How Probate Works in Washington

How Probate Works in Washington

by Liza Hanks

Probate is the official way that an estate gets settled under the supervision of the court. A person, usually a surviving spouse or an adult child, is appointed by the court if there is no Will, or nominated by the deceased person’s Will. Once appointed, this person, called an executor or Personal Representative, has the legal authority to gather and value the assets owned by the estate, to pay bills and taxes, and, ultimately, to distribute the assets to the heirs or beneficiaries.

The purpose of probate is to prevent fraud after someone’s death. Imagine everyone stealing the castle after the Lord dies. It’s a way to freeze the estate until a judge determines that the Will is valid, that all the relevant people have been notified, that all the property in the estate has been identified and appraised,  that the creditors have been paid and that all the taxes have been paid. Once all of that’s been done, the court issues an Order distributing the property and the estate is closed.

Not all estates must go through probate though. First, if an estate falls below a certain threshold, it is considered a “small estate” and doesn’t require court supervision to be settled. Click here to find out Washington’s small estate threshold and procedure.

Second, not all assets are subject to probate. Some kinds of assets transfer automatically at the death of an owner with no probate required.  The most common kinds of assets that pass without probate are:

  • Joint Tenancy assets-when one joint tenant dies, the surviving joint tenant becomes the owner of the entire asset, without the need for a court order. This is called “right of survivorship.”  For example, if a house is owned this way, “Jane Sage and John Sage, as joint tenants,” and Jane dies, John owns the entire house.
  • Tenancy by the Entirety or Community Property With Right of Survivorship-these are forms of property ownership that function like joint tenancy, in that the survivor owns the entire property at the death of the other tenant, but are only available to married couples.
  • Beneficiary Designations-retirement accounts and life insurance policies have named beneficiaries. Upon the death of the account or policy owner, these beneficiaries are entitled to the assets in the account or the proceeds of the policy.
  • Payable on Death Accounts/Transfer on Death Accounts-bank and brokerage accounts can have designated beneficiaries, too. The account owner can fill out forms to designate who should recieve the account assets after their death.

Third, if a dececent had created a Living Trust to hold his or her’s largest assets, than that estate, too, won’t go through probate, unless the assets left outside of the trust add up to more than Washington’s small estate limit. That, in fact, is why that Living Trust was created, to avoid probate after the death of the trust’s Grantor.

But for estates in Washington that exceed the small estate’s threshold, and for which there is either no Will, or a Will (but not a Living Trust), probate will be required before an estate can be tranferred to the decedent’s heirs or beneficiaries. 

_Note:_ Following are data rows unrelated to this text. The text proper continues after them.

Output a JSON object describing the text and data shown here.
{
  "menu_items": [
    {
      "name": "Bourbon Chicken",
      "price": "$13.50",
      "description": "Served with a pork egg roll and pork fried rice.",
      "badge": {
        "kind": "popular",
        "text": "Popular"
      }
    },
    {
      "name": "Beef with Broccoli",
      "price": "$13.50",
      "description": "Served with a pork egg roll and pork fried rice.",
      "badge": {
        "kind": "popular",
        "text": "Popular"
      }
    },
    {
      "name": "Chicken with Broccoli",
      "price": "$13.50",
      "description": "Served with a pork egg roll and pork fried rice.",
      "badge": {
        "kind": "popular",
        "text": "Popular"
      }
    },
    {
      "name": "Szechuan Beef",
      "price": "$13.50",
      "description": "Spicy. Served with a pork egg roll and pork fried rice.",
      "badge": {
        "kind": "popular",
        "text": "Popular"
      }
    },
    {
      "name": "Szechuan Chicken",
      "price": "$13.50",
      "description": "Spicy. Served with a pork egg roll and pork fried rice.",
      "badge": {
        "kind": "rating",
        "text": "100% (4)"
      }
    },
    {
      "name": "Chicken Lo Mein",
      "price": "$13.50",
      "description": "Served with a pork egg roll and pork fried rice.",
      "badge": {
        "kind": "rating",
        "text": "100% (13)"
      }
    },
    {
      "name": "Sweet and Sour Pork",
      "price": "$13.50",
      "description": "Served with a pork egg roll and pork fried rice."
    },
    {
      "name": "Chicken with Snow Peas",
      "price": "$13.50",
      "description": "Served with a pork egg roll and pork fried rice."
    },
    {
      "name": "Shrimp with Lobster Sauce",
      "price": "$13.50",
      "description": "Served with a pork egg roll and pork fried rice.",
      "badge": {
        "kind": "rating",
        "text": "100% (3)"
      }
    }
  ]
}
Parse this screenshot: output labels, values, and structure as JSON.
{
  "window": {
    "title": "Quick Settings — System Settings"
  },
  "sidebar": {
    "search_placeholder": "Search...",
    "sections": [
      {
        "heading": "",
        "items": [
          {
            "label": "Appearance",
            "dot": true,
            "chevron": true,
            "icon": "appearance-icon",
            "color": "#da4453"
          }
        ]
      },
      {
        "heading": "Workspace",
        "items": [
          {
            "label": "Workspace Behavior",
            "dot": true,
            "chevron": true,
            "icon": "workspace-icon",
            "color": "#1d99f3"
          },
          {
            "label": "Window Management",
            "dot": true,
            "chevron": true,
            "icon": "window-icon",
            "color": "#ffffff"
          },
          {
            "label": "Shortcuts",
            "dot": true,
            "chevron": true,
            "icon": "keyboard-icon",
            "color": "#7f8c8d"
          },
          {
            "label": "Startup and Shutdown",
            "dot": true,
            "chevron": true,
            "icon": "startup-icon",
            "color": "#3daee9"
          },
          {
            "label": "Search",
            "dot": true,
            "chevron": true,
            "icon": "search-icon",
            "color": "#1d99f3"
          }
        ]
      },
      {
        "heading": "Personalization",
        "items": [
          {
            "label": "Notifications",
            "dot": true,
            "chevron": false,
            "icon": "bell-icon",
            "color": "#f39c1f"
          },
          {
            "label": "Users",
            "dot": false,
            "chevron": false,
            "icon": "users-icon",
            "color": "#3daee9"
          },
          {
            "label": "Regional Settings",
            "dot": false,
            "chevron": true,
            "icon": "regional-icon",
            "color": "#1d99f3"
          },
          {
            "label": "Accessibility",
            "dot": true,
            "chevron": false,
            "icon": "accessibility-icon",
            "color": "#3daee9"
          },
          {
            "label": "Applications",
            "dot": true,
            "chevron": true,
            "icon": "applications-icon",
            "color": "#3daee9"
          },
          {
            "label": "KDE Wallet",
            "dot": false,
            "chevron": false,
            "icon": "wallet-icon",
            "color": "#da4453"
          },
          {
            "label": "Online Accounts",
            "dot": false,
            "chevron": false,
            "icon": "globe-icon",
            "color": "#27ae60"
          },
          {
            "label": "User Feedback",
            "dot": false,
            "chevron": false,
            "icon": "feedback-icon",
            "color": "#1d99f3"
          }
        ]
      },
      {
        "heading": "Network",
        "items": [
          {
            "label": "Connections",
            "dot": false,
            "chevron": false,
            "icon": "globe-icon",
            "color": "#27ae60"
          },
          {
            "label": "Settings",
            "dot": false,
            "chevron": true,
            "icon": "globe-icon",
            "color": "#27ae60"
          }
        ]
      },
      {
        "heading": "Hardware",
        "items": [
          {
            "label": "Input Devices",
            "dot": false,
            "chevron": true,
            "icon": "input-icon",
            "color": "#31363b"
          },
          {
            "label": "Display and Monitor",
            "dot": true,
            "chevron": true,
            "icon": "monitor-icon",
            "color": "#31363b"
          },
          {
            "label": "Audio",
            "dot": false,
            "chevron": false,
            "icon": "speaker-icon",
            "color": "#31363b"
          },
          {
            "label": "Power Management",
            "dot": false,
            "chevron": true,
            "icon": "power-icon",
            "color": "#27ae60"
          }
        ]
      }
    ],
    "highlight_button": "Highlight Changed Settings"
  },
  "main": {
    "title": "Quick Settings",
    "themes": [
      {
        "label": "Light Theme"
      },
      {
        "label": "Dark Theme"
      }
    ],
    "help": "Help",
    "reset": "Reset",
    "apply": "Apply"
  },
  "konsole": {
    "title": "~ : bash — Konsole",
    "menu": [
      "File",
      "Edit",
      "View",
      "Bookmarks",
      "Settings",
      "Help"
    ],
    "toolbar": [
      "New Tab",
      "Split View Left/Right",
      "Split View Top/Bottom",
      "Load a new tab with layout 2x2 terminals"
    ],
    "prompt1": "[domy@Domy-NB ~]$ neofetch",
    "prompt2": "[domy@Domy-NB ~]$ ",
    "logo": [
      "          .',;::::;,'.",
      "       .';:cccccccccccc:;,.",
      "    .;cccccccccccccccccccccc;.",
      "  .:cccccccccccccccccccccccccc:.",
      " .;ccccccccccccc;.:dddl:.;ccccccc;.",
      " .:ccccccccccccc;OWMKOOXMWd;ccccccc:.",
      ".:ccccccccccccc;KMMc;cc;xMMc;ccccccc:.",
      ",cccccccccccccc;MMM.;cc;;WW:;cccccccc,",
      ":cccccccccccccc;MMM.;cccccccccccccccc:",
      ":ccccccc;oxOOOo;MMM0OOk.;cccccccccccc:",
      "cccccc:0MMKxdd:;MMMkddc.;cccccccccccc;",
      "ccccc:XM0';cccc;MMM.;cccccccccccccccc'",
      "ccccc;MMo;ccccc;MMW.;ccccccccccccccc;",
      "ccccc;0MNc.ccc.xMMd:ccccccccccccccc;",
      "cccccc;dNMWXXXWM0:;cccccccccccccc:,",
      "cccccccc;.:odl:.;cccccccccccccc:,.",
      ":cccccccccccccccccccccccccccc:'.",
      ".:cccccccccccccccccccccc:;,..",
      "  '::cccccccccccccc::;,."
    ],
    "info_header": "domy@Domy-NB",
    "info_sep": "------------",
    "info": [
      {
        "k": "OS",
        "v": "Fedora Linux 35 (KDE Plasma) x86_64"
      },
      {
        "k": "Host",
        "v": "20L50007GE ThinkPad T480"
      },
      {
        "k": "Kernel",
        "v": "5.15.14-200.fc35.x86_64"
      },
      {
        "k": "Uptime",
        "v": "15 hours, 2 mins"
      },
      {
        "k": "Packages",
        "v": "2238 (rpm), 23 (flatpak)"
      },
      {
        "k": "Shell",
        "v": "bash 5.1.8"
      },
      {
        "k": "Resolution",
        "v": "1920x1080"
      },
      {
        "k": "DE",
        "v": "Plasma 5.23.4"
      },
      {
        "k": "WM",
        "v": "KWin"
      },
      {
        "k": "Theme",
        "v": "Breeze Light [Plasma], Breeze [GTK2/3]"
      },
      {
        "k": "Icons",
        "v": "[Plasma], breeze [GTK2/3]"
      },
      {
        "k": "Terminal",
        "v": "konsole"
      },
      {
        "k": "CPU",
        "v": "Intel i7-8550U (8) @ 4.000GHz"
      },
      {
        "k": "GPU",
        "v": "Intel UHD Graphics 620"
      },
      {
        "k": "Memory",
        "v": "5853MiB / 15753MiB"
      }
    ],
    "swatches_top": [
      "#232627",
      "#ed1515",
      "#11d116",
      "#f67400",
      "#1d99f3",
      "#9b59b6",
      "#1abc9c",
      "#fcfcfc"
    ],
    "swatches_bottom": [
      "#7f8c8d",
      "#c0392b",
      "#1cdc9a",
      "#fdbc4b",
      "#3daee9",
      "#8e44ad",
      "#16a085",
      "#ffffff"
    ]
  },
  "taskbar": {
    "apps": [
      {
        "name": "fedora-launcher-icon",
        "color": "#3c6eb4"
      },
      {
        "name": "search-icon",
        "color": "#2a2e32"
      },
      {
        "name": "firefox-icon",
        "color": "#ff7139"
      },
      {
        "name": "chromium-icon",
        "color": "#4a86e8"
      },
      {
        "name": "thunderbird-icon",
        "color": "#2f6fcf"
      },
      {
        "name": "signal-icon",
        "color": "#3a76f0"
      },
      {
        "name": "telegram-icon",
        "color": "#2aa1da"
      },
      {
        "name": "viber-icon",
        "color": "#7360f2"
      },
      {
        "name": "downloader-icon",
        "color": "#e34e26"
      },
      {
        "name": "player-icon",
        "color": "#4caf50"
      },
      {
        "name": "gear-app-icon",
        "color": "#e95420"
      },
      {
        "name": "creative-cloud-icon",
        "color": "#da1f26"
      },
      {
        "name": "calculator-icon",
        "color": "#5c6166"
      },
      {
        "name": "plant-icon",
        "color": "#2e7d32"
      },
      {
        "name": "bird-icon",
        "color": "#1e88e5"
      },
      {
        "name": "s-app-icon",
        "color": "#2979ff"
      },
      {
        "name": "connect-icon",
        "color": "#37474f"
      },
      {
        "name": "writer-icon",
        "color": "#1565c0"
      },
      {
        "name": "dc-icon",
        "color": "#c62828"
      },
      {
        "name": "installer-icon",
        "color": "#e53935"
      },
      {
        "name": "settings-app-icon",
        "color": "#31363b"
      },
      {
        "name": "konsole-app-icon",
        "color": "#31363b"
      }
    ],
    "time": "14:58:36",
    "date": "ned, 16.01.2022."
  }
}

The general procedure required to settle an estate via probate in Washington is the following:

  1. The Will must be filed with the Superior Court in the county where the decedent lived.
  2. A Petition for Probate must be filed with the probate court as well. This requests the appointment of an executor. If there is no Will, the Court will appoint someone to serve as the Personal Representative of the estate.
  1. The Court will issue “Letters Testamentary” to the executor/Personal Representative — this gives the executor legal authority to act on behalf of the estate. In certain circumstances (all the heirs agree and the estate is solvent), the Petition can request that the court grant the executor the power to administer the estate with non-internvention powers. This allows the executor to, essentially, administer and close the estate without court approval.
  2. There’s no requirement that the executor publish notice of the probate to notify all creditors of the proceeding, but there’s an advantage in doing so: that way creditors only have four months to make a claim. If the executor does not publish, this claim period extends for 2 years. 
  3. An inventory of the estate’s assets must be filed with the court listing the estate’s assets.
  4. Once all of the creditors and taxes have been paid, a Petition to close the probate must be filed with the court. 
  5. The Court will issue an Order, distributing the estate’s property to the beneficiaries.
  6. The executor is entitled to reasonbale fees for their services based on the size and complexity of the estate, but since such fees are subject to income tax (which inheritances aren’t, unless Washington has an inheritance tax), many executors forgo the fees. Click here to see if Washington imposes an inheritance tax.

Click here for a link to Washington’s probate courts.

Washington’s probate forms can be found here.

Click here for a helpful article on Washington’s probate process.

About Liza Hanks

Liza Hanks is a partner at GCA Law Partners LLP in Mountain View, California, where she practices estate planning, trust administration, and probate law. She’s the author of Every Californian’s Guide to Estate Planning: Wills, Trusts & Everything Else and The Trustee’s Legal Companion (with Attorney Carol Zolla) and she writes about estate planning and inheritance law here at Legal Consumer. Liza is a graduate of Stanford Law School, a former magazine editor, and the mother of two children (neither of whom show any desire to become attorneys).